__Exercise description__
Retype the entries exactly, keeping every line intact.

__Information given__

----

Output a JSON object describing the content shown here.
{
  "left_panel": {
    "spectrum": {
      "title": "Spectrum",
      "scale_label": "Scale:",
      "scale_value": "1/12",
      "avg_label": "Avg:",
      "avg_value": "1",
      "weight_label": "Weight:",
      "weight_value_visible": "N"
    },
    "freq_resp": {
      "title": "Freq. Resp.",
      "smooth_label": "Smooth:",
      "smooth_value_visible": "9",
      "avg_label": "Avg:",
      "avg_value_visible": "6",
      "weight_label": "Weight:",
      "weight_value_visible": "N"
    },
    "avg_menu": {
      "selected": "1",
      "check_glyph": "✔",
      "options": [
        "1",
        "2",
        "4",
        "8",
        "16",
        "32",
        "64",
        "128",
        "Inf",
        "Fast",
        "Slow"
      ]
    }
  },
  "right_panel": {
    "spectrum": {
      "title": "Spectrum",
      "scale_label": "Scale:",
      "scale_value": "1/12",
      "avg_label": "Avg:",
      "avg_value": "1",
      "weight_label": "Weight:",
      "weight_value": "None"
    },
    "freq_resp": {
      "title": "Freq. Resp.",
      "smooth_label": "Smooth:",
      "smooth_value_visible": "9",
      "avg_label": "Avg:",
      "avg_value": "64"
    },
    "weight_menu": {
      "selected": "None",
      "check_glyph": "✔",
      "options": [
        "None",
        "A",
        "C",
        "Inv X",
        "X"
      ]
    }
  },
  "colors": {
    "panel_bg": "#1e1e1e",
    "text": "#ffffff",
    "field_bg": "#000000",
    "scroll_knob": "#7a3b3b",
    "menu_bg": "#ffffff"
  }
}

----

__Solution to the exercise__
Output a JSON object describing the content shown here.
{
  "left_panel": {
    "spectrum": {
      "title": "Spectrum",
      "scale_label": "Scale:",
      "scale_value": "1/12",
      "avg_label": "Avg:",
      "avg_value": "1",
      "weight_label": "Weight:",
      "weight_value_visible": "N"
    },
    "freq_resp": {
      "title": "Freq. Resp.",
      "smooth_label": "Smooth:",
      "smooth_value_visible": "9",
      "avg_label": "Avg:",
      "avg_value_visible": "6",
      "weight_label": "Weight:",
      "weight_value_visible": "N"
    },
    "avg_menu": {
      "selected": "1",
      "check_glyph": "✔",
      "options": [
        "1",
        "2",
        "4",
        "8",
        "16",
        "32",
        "64",
        "128",
        "Inf",
        "Fast",
        "Slow"
      ]
    }
  },
  "right_panel": {
    "spectrum": {
      "title": "Spectrum",
      "scale_label": "Scale:",
      "scale_value": "1/12",
      "avg_label": "Avg:",
      "avg_value": "1",
      "weight_label": "Weight:",
      "weight_value": "None"
    },
    "freq_resp": {
      "title": "Freq. Resp.",
      "smooth_label": "Smooth:",
      "smooth_value_visible": "9",
      "avg_label": "Avg:",
      "avg_value": "64"
    },
    "weight_menu": {
      "selected": "None",
      "check_glyph": "✔",
      "options": [
        "None",
        "A",
        "C",
        "Inv X",
        "X"
      ]
    }
  },
  "colors": {
    "panel_bg": "#1e1e1e",
    "text": "#ffffff",
    "field_bg": "#000000",
    "scroll_knob": "#7a3b3b",
    "menu_bg": "#ffffff"
  }
}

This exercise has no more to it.